=== Activity ===
Apart from the pictures, every line below needs to be reproduced verbatim.

[Saved data entries]

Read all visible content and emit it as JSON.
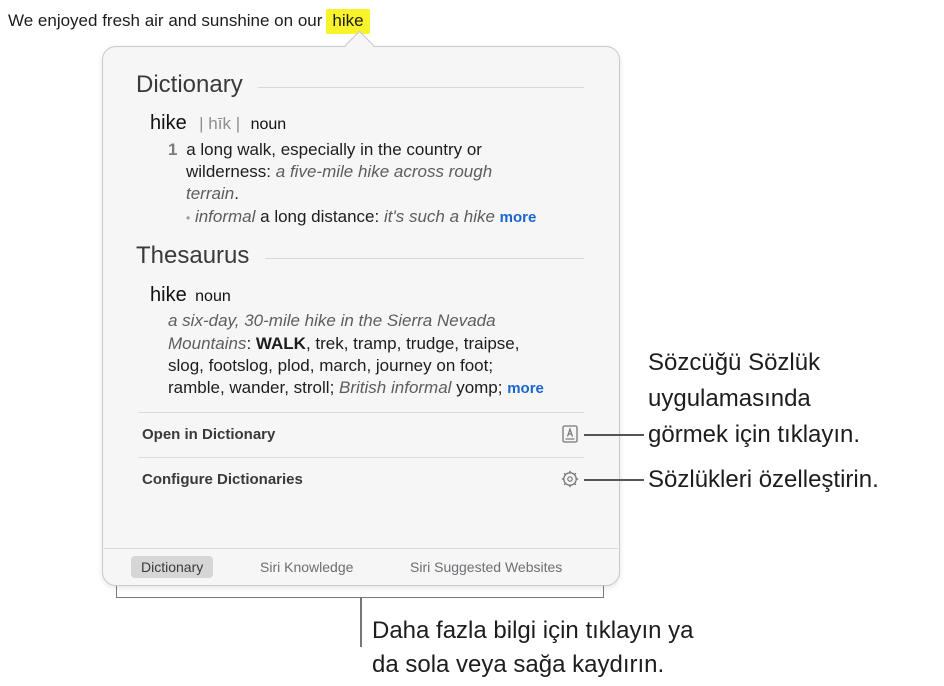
{
  "sentence": {
    "text": "We enjoyed fresh air and sunshine on our",
    "highlighted_word": "hike"
  },
  "dictionary": {
    "heading": "Dictionary",
    "headword": "hike",
    "pronunciation": "| hīk |",
    "part_of_speech": "noun",
    "sense_number": "1",
    "definition_line1": "a long walk, especially in the country or",
    "definition_line2_plain": "wilderness:",
    "definition_line2_example": "a five-mile hike across rough",
    "definition_line3_example": "terrain",
    "definition_line3_end": ".",
    "subsense_label": "informal",
    "subsense_text": "a long distance:",
    "subsense_example": "it's such a hike",
    "more": "more"
  },
  "thesaurus": {
    "heading": "Thesaurus",
    "headword": "hike",
    "part_of_speech": "noun",
    "example_line1": "a six-day, 30-mile hike in the Sierra Nevada",
    "example_line2": "Mountains",
    "example_line2_colon": ":",
    "main_synonym": "WALK",
    "synonyms_line2_rest": ", trek, tramp, trudge, traipse,",
    "synonyms_line3": "slog, footslog, plod, march, journey on foot;",
    "synonyms_line4": "ramble, wander, stroll;",
    "regional_label": "British informal",
    "regional_word": "yomp;",
    "more": "more"
  },
  "actions": {
    "open_in_dictionary": "Open in Dictionary",
    "configure_dictionaries": "Configure Dictionaries"
  },
  "tabs": [
    {
      "label": "Dictionary",
      "active": true
    },
    {
      "label": "Siri Knowledge",
      "active": false
    },
    {
      "label": "Siri Suggested Websites",
      "active": false
    }
  ],
  "callouts": {
    "open_line1": "Sözcüğü Sözlük",
    "open_line2": "uygulamasında",
    "open_line3": "görmek için tıklayın.",
    "configure": "Sözlükleri özelleştirin.",
    "tabs_line1": "Daha fazla bilgi için tıklayın ya",
    "tabs_line2": "da sola veya sağa kaydırın."
  },
  "colors": {
    "highlight": "#f8f32b",
    "link": "#1a66d1",
    "popover_bg": "#f6f6f6"
  },
  "icons": {
    "open": "dictionary-book-icon",
    "configure": "gear-icon"
  }
}
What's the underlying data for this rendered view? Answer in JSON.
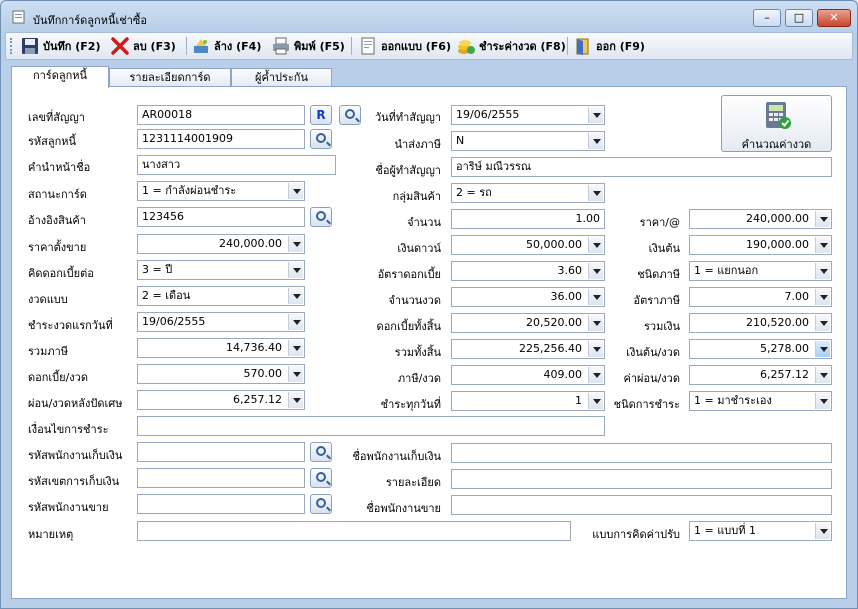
{
  "window": {
    "title": "บันทึกการ์ดลูกหนี้เช่าซื้อ"
  },
  "toolbar": {
    "save": "บันทึก (F2)",
    "delete": "ลบ (F3)",
    "clear": "ล้าง (F4)",
    "print": "พิมพ์ (F5)",
    "design": "ออกแบบ (F6)",
    "pay_installment": "ชำระค่างวด (F8)",
    "exit": "ออก (F9)"
  },
  "tabs": [
    "การ์ดลูกหนี้",
    "รายละเอียดการ์ด",
    "ผู้ค้ำประกัน"
  ],
  "calc_button": "คำนวณค่างวด",
  "form": {
    "contract_no": {
      "label": "เลขที่สัญญา",
      "value": "AR00018"
    },
    "r_button": "R",
    "contract_date": {
      "label": "วันที่ทำสัญญา",
      "value": "19/06/2555"
    },
    "debtor_code": {
      "label": "รหัสลูกหนี้",
      "value": "1231114001909"
    },
    "tax_send": {
      "label": "นำส่งภาษี",
      "value": "N"
    },
    "name_prefix": {
      "label": "คำนำหน้าชื่อ",
      "value": "นางสาว"
    },
    "contract_party": {
      "label": "ชื่อผู้ทำสัญญา",
      "value": "อาริษ์ มณีวรรณ"
    },
    "card_status": {
      "label": "สถานะการ์ด",
      "value": "1 = กำลังผ่อนชำระ"
    },
    "product_group": {
      "label": "กลุ่มสินค้า",
      "value": "2 = รถ"
    },
    "product_ref": {
      "label": "อ้างอิงสินค้า",
      "value": "123456"
    },
    "quantity": {
      "label": "จำนวน",
      "value": "1.00"
    },
    "unit_price": {
      "label": "ราคา/@",
      "value": "240,000.00"
    },
    "sale_price": {
      "label": "ราคาตั้งขาย",
      "value": "240,000.00"
    },
    "down_payment": {
      "label": "เงินดาวน์",
      "value": "50,000.00"
    },
    "principal": {
      "label": "เงินต้น",
      "value": "190,000.00"
    },
    "interest_per": {
      "label": "คิดดอกเบี้ยต่อ",
      "value": "3 = ปี"
    },
    "interest_rate": {
      "label": "อัตราดอกเบี้ย",
      "value": "3.60"
    },
    "tax_type": {
      "label": "ชนิดภาษี",
      "value": "1 = แยกนอก"
    },
    "installment_type": {
      "label": "งวดแบบ",
      "value": "2 = เดือน"
    },
    "installment_count": {
      "label": "จำนวนงวด",
      "value": "36.00"
    },
    "tax_rate": {
      "label": "อัตราภาษี",
      "value": "7.00"
    },
    "first_pay_date": {
      "label": "ชำระงวดแรกวันที่",
      "value": "19/06/2555"
    },
    "total_interest": {
      "label": "ดอกเบี้ยทั้งสิ้น",
      "value": "20,520.00"
    },
    "total_money": {
      "label": "รวมเงิน",
      "value": "210,520.00"
    },
    "total_tax": {
      "label": "รวมภาษี",
      "value": "14,736.40"
    },
    "grand_total": {
      "label": "รวมทั้งสิ้น",
      "value": "225,256.40"
    },
    "principal_per_inst": {
      "label": "เงินต้น/งวด",
      "value": "5,278.00"
    },
    "interest_per_inst": {
      "label": "ดอกเบี้ย/งวด",
      "value": "570.00"
    },
    "tax_per_inst": {
      "label": "ภาษี/งวด",
      "value": "409.00"
    },
    "payment_per_inst": {
      "label": "ค่าผ่อน/งวด",
      "value": "6,257.12"
    },
    "pay_after_round": {
      "label": "ผ่อน/งวดหลังปัดเศษ",
      "value": "6,257.12"
    },
    "pay_every_day": {
      "label": "ชำระทุกวันที่",
      "value": "1"
    },
    "payment_type": {
      "label": "ชนิดการชำระ",
      "value": "1 = มาชำระเอง"
    },
    "payment_conditions": {
      "label": "เงื่อนไขการชำระ",
      "value": ""
    },
    "collector_code": {
      "label": "รหัสพนักงานเก็บเงิน",
      "value": ""
    },
    "collector_name": {
      "label": "ชื่อพนักงานเก็บเงิน",
      "value": ""
    },
    "collect_area_code": {
      "label": "รหัสเขตการเก็บเงิน",
      "value": ""
    },
    "collect_area_detail": {
      "label": "รายละเอียด",
      "value": ""
    },
    "sales_code": {
      "label": "รหัสพนักงานขาย",
      "value": ""
    },
    "sales_name": {
      "label": "ชื่อพนักงานขาย",
      "value": ""
    },
    "note": {
      "label": "หมายเหตุ",
      "value": ""
    },
    "fine_method": {
      "label": "แบบการคิดค่าปรับ",
      "value": "1 = แบบที่ 1"
    }
  },
  "colors": {
    "panel_bg": "#ffffff",
    "window_bg": "#dce7f5",
    "accent": "#1738c8"
  }
}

=== Output of the task ===
Read all visible content and emit it as JSON.
{
  "sentence": {
    "text": "We enjoyed fresh air and sunshine on our",
    "highlighted_word": "hike"
  },
  "dictionary": {
    "heading": "Dictionary",
    "headword": "hike",
    "pronunciation": "| hīk |",
    "part_of_speech": "noun",
    "sense_number": "1",
    "definition_line1": "a long walk, especially in the country or",
    "definition_line2_plain": "wilderness:",
    "definition_line2_example": "a five-mile hike across rough",
    "definition_line3_example": "terrain",
    "definition_line3_end": ".",
    "subsense_label": "informal",
    "subsense_text": "a long distance:",
    "subsense_example": "it's such a hike",
    "more": "more"
  },
  "thesaurus": {
    "heading": "Thesaurus",
    "headword": "hike",
    "part_of_speech": "noun",
    "example_line1": "a six-day, 30-mile hike in the Sierra Nevada",
    "example_line2": "Mountains",
    "example_line2_colon": ":",
    "main_synonym": "WALK",
    "synonyms_line2_rest": ", trek, tramp, trudge, traipse,",
    "synonyms_line3": "slog, footslog, plod, march, journey on foot;",
    "synonyms_line4": "ramble, wander, stroll;",
    "regional_label": "British informal",
    "regional_word": "yomp;",
    "more": "more"
  },
  "actions": {
    "open_in_dictionary": "Open in Dictionary",
    "configure_dictionaries": "Configure Dictionaries"
  },
  "tabs": [
    {
      "label": "Dictionary",
      "active": true
    },
    {
      "label": "Siri Knowledge",
      "active": false
    },
    {
      "label": "Siri Suggested Websites",
      "active": false
    }
  ],
  "callouts": {
    "open_line1": "Sözcüğü Sözlük",
    "open_line2": "uygulamasında",
    "open_line3": "görmek için tıklayın.",
    "configure": "Sözlükleri özelleştirin.",
    "tabs_line1": "Daha fazla bilgi için tıklayın ya",
    "tabs_line2": "da sola veya sağa kaydırın."
  },
  "colors": {
    "highlight": "#f8f32b",
    "link": "#1a66d1",
    "popover_bg": "#f6f6f6"
  },
  "icons": {
    "open": "dictionary-book-icon",
    "configure": "gear-icon"
  }
}
What's the underlying data for this rendered view? Answer in JSON.
{
  "window": {
    "title": "บันทึกการ์ดลูกหนี้เช่าซื้อ"
  },
  "toolbar": {
    "save": "บันทึก (F2)",
    "delete": "ลบ (F3)",
    "clear": "ล้าง (F4)",
    "print": "พิมพ์ (F5)",
    "design": "ออกแบบ (F6)",
    "pay_installment": "ชำระค่างวด (F8)",
    "exit": "ออก (F9)"
  },
  "tabs": [
    "การ์ดลูกหนี้",
    "รายละเอียดการ์ด",
    "ผู้ค้ำประกัน"
  ],
  "calc_button": "คำนวณค่างวด",
  "form": {
    "contract_no": {
      "label": "เลขที่สัญญา",
      "value": "AR00018"
    },
    "r_button": "R",
    "contract_date": {
      "label": "วันที่ทำสัญญา",
      "value": "19/06/2555"
    },
    "debtor_code": {
      "label": "รหัสลูกหนี้",
      "value": "1231114001909"
    },
    "tax_send": {
      "label": "นำส่งภาษี",
      "value": "N"
    },
    "name_prefix": {
      "label": "คำนำหน้าชื่อ",
      "value": "นางสาว"
    },
    "contract_party": {
      "label": "ชื่อผู้ทำสัญญา",
      "value": "อาริษ์ มณีวรรณ"
    },
    "card_status": {
      "label": "สถานะการ์ด",
      "value": "1 = กำลังผ่อนชำระ"
    },
    "product_group": {
      "label": "กลุ่มสินค้า",
      "value": "2 = รถ"
    },
    "product_ref": {
      "label": "อ้างอิงสินค้า",
      "value": "123456"
    },
    "quantity": {
      "label": "จำนวน",
      "value": "1.00"
    },
    "unit_price": {
      "label": "ราคา/@",
      "value": "240,000.00"
    },
    "sale_price": {
      "label": "ราคาตั้งขาย",
      "value": "240,000.00"
    },
    "down_payment": {
      "label": "เงินดาวน์",
      "value": "50,000.00"
    },
    "principal": {
      "label": "เงินต้น",
      "value": "190,000.00"
    },
    "interest_per": {
      "label": "คิดดอกเบี้ยต่อ",
      "value": "3 = ปี"
    },
    "interest_rate": {
      "label": "อัตราดอกเบี้ย",
      "value": "3.60"
    },
    "tax_type": {
      "label": "ชนิดภาษี",
      "value": "1 = แยกนอก"
    },
    "installment_type": {
      "label": "งวดแบบ",
      "value": "2 = เดือน"
    },
    "installment_count": {
      "label": "จำนวนงวด",
      "value": "36.00"
    },
    "tax_rate": {
      "label": "อัตราภาษี",
      "value": "7.00"
    },
    "first_pay_date": {
      "label": "ชำระงวดแรกวันที่",
      "value": "19/06/2555"
    },
    "total_interest": {
      "label": "ดอกเบี้ยทั้งสิ้น",
      "value": "20,520.00"
    },
    "total_money": {
      "label": "รวมเงิน",
      "value": "210,520.00"
    },
    "total_tax": {
      "label": "รวมภาษี",
      "value": "14,736.40"
    },
    "grand_total": {
      "label": "รวมทั้งสิ้น",
      "value": "225,256.40"
    },
    "principal_per_inst": {
      "label": "เงินต้น/งวด",
      "value": "5,278.00"
    },
    "interest_per_inst": {
      "label": "ดอกเบี้ย/งวด",
      "value": "570.00"
    },
    "tax_per_inst": {
      "label": "ภาษี/งวด",
      "value": "409.00"
    },
    "payment_per_inst": {
      "label": "ค่าผ่อน/งวด",
      "value": "6,257.12"
    },
    "pay_after_round": {
      "label": "ผ่อน/งวดหลังปัดเศษ",
      "value": "6,257.12"
    },
    "pay_every_day": {
      "label": "ชำระทุกวันที่",
      "value": "1"
    },
    "payment_type": {
      "label": "ชนิดการชำระ",
      "value": "1 = มาชำระเอง"
    },
    "payment_conditions": {
      "label": "เงื่อนไขการชำระ",
      "value": ""
    },
    "collector_code": {
      "label": "รหัสพนักงานเก็บเงิน",
      "value": ""
    },
    "collector_name": {
      "label": "ชื่อพนักงานเก็บเงิน",
      "value": ""
    },
    "collect_area_code": {
      "label": "รหัสเขตการเก็บเงิน",
      "value": ""
    },
    "collect_area_detail": {
      "label": "รายละเอียด",
      "value": ""
    },
    "sales_code": {
      "label": "รหัสพนักงานขาย",
      "value": ""
    },
    "sales_name": {
      "label": "ชื่อพนักงานขาย",
      "value": ""
    },
    "note": {
      "label": "หมายเหตุ",
      "value": ""
    },
    "fine_method": {
      "label": "แบบการคิดค่าปรับ",
      "value": "1 = แบบที่ 1"
    }
  },
  "colors": {
    "panel_bg": "#ffffff",
    "window_bg": "#dce7f5",
    "accent": "#1738c8"
  }
}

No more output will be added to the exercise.